=== Activity ===
In the data below, which lines hold the word "Illustrator"? Copy them.

=== Data for this exercise ===
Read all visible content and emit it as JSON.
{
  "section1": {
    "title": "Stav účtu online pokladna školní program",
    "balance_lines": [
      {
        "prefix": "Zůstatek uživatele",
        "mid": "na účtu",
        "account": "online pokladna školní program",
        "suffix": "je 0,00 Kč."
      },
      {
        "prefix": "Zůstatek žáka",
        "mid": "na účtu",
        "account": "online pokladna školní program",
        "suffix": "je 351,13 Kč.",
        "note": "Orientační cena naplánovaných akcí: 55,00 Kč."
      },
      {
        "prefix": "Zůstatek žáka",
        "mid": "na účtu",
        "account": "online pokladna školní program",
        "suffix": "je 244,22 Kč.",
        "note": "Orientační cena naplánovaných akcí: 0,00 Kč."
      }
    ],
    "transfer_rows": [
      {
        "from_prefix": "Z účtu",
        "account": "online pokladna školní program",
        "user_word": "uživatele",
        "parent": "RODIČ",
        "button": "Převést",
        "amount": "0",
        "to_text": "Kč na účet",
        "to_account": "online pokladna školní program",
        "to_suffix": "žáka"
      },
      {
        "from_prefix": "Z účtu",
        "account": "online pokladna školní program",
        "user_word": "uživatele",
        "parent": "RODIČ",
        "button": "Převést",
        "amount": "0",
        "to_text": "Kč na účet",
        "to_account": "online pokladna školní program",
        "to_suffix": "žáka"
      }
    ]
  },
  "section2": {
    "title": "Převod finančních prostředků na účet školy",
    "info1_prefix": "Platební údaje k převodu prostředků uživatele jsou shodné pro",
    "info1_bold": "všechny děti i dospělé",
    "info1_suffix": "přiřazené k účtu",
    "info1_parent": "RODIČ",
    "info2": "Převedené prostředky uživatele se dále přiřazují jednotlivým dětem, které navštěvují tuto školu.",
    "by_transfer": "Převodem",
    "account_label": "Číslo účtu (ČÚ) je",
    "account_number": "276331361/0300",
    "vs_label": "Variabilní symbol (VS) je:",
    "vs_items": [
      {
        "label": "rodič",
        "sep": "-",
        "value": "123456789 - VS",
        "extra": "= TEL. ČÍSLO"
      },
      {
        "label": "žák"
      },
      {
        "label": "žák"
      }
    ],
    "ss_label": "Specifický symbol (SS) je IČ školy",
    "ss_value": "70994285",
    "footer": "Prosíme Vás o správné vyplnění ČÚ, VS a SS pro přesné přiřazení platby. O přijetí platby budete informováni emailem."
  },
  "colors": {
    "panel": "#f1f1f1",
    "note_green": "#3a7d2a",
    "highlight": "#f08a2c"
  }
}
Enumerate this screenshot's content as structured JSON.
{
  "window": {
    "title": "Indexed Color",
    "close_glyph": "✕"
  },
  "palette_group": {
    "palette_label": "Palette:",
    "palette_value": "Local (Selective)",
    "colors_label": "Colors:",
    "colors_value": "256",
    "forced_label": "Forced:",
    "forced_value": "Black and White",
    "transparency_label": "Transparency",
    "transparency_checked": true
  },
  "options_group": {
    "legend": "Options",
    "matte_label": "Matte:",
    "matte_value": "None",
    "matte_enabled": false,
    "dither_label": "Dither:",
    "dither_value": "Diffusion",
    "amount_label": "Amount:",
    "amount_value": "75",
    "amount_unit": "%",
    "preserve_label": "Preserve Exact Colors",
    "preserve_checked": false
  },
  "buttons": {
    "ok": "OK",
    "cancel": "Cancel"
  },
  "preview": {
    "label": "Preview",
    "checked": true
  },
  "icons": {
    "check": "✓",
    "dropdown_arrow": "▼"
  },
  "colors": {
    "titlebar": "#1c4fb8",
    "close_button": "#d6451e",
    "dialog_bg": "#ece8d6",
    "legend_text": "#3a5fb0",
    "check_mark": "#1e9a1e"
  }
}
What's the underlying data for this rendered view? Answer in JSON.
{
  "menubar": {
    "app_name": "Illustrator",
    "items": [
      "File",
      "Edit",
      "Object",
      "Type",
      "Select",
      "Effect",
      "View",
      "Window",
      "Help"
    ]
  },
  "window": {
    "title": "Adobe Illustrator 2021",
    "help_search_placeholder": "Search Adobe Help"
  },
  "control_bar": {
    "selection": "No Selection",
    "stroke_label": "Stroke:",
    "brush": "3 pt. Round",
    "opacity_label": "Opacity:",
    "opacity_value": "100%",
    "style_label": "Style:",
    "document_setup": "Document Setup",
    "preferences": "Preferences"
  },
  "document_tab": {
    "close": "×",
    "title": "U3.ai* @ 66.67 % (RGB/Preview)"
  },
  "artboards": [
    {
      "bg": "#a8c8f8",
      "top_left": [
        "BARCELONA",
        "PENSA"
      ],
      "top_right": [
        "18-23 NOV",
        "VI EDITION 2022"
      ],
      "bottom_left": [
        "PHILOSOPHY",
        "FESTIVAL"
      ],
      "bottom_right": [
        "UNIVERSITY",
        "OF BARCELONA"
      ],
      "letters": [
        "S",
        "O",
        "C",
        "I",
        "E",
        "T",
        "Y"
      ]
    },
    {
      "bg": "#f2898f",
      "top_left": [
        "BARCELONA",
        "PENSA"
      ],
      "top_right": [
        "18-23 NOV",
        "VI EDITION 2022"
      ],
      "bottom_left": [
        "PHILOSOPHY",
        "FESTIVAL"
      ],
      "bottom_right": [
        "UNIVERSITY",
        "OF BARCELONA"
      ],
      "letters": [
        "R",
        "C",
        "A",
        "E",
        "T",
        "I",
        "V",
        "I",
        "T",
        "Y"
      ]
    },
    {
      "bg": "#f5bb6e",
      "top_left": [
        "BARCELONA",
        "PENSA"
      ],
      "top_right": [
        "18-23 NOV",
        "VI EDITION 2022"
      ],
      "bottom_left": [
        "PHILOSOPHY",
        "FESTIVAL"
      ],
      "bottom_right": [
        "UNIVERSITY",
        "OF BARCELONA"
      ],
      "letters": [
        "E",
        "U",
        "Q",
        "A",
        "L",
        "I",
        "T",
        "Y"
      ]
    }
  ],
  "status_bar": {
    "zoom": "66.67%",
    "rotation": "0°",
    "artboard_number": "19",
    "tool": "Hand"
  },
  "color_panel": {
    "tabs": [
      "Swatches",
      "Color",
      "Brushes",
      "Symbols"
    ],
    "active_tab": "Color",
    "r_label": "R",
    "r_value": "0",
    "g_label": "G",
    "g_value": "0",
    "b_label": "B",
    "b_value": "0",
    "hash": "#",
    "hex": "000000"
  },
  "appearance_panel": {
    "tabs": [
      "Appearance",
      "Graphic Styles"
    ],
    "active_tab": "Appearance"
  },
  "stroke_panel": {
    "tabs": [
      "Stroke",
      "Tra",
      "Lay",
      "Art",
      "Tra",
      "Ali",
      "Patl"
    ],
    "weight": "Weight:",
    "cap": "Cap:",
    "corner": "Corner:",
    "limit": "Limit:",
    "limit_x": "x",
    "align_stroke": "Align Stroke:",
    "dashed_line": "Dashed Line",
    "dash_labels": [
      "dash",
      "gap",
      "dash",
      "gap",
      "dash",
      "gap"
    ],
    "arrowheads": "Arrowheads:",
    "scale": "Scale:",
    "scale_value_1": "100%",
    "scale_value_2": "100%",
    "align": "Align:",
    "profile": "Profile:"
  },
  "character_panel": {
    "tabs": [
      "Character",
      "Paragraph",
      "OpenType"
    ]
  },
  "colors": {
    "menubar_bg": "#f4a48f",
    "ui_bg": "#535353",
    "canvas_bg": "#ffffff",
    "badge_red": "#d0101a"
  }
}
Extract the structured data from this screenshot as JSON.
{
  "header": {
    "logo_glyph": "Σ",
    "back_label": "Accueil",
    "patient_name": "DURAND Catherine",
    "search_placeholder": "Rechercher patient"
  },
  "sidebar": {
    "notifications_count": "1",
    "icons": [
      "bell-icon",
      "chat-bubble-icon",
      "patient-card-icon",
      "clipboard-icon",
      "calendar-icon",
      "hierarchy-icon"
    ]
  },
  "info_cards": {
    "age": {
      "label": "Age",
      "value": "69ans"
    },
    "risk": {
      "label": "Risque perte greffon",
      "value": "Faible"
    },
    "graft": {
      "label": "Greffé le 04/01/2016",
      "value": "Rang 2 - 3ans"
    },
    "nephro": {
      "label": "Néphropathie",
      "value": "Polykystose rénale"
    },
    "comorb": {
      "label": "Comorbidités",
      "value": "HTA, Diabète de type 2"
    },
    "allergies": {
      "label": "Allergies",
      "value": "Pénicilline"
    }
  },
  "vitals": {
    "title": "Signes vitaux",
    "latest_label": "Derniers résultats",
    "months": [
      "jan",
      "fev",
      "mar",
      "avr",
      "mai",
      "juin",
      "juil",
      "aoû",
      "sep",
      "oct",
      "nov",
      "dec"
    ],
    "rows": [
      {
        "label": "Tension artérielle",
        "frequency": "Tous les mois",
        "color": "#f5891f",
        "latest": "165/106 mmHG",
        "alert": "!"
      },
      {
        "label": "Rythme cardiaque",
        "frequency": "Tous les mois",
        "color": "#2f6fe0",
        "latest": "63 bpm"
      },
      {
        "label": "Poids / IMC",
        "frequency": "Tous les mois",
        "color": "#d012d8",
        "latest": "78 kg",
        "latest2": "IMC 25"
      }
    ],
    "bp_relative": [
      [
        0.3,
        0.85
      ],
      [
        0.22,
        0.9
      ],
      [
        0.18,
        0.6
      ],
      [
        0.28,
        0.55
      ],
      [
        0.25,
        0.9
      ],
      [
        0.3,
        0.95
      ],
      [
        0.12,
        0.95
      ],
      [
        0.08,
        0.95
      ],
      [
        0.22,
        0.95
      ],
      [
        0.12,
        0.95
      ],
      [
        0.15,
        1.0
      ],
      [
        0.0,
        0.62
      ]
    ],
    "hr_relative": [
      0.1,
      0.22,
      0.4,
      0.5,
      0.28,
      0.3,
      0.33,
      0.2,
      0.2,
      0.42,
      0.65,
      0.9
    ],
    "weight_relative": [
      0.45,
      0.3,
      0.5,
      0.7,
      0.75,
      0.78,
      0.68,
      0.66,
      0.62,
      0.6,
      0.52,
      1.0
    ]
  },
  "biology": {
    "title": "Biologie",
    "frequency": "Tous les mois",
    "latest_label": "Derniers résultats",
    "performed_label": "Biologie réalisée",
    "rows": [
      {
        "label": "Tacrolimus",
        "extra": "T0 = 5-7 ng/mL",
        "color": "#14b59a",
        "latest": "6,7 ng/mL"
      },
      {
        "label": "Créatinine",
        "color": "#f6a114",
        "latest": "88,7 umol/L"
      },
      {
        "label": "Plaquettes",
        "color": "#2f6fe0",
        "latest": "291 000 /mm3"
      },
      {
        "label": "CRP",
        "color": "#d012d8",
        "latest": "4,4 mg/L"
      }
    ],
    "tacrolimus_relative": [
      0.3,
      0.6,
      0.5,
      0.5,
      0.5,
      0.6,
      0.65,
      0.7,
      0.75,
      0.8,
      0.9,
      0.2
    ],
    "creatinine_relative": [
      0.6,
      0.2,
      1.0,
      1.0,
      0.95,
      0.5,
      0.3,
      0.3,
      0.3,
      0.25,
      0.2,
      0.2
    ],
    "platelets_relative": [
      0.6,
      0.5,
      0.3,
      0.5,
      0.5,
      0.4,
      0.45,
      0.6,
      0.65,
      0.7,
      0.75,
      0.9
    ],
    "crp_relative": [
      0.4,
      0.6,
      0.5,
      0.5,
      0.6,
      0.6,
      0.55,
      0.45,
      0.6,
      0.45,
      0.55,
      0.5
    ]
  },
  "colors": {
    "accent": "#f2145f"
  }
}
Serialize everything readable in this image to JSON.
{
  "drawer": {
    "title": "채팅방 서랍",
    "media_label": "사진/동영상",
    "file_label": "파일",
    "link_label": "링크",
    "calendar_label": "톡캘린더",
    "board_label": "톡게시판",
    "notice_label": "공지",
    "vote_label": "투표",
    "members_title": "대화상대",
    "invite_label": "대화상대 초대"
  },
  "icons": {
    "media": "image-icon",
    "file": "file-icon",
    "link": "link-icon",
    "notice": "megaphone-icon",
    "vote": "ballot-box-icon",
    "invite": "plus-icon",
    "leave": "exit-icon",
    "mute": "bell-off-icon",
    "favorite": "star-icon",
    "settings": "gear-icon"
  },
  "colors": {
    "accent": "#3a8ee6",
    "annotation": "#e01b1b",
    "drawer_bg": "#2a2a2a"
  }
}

=== Result of this task ===
    "app_name": "Illustrator",
    "title": "Adobe Illustrator 2021",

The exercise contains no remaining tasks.